How can a creature as tiny as a bee, whose brain is proportionally smaller than that of a bird, manage to control its flight and avoid obstacles both in flight and on the ground? We now know that bee sensory-motor performance depends on a nervous system consisting of a hundred thousand to a million neurons. As the insect flies, an image of its environment moves from the front to the back of its visual field, creating an optic flow, which is defined as the angular speed of environmental contrasts passing though its visual field. By definition, these optic flows depend on the relationship between speed and distance from the nearest surfaces.
The researchers already developed a honeybee flight simulation model, called ALIS, last year. ALIS can reproduce insect trajectories primarily using computer-processed visual data (the objects that are present and their movements). These biorobotics specialists then built a flight chamber, with a complex geometric shape, that foraging bees slowly learned to cross to reach a reward of sugar water. This flight chamber had several constrictions where the floor and ceiling, or the side walls, converged. The researchers observed that a bee’s speed decreased in proportion to the narrowest point of passage in the flight chamber, whether the constriction was horizontal or vertical. In other words, a bee slows its flight speed as an obstacle gets closer. Its speed depends on the size of the visual field and, therefore, on the closeness of the obstacle. This behaviour was well predicted by the ALIS model simulation: the trajectories of bees flying in the flight chamber corresponded perfectly to the trajectories predicted by virtual insect modeling.

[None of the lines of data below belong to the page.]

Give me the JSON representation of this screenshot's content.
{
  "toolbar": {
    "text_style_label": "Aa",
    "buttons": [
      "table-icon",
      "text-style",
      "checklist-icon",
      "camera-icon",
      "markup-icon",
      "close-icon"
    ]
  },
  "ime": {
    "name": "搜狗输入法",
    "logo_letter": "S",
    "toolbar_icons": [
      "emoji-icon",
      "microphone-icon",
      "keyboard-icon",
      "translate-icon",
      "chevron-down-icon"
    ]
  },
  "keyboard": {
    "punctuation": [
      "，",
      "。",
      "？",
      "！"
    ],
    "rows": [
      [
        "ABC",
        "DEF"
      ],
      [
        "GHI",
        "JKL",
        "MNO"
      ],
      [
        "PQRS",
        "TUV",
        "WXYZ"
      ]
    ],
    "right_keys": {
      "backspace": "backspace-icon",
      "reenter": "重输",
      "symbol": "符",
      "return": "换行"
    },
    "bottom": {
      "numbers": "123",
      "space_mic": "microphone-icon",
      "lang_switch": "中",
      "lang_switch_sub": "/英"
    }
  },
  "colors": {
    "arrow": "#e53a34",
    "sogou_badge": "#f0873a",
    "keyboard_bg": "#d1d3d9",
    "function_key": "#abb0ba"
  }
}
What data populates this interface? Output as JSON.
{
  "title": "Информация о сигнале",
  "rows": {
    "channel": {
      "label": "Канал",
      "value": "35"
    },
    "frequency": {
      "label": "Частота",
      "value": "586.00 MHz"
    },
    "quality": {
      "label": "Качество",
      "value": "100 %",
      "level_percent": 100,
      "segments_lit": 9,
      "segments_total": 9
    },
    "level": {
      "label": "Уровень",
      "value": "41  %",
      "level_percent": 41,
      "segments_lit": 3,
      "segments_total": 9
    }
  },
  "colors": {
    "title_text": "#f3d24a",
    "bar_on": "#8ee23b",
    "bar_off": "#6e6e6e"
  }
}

The scientists point to the existence of controllers that maintain the optical flows, i.e., visually-perceived speed/distance, at constant values. Thus, if the insect is flying in an environment that is becoming increasingly crowded, this “cruise control” forces it to reduce its speed in order to maintain constant speed/distance. An “optic flow regulator” model makes it possible to understand how a bee is able to fly without ever needing to measure its speed or its position from the walls and how it can do without traditional aerospace sensors, like Doppler radars, that give speed in relation to the ground. These ultra-precise sensors have the disadvantage of being bulky, expensive and power consuming. The present research illustrates the dual challenge of biorobotics, both in fundamental and applied research. These findings could have aerospace applications, such as during the crucial phases when aircraft fly in confined environments.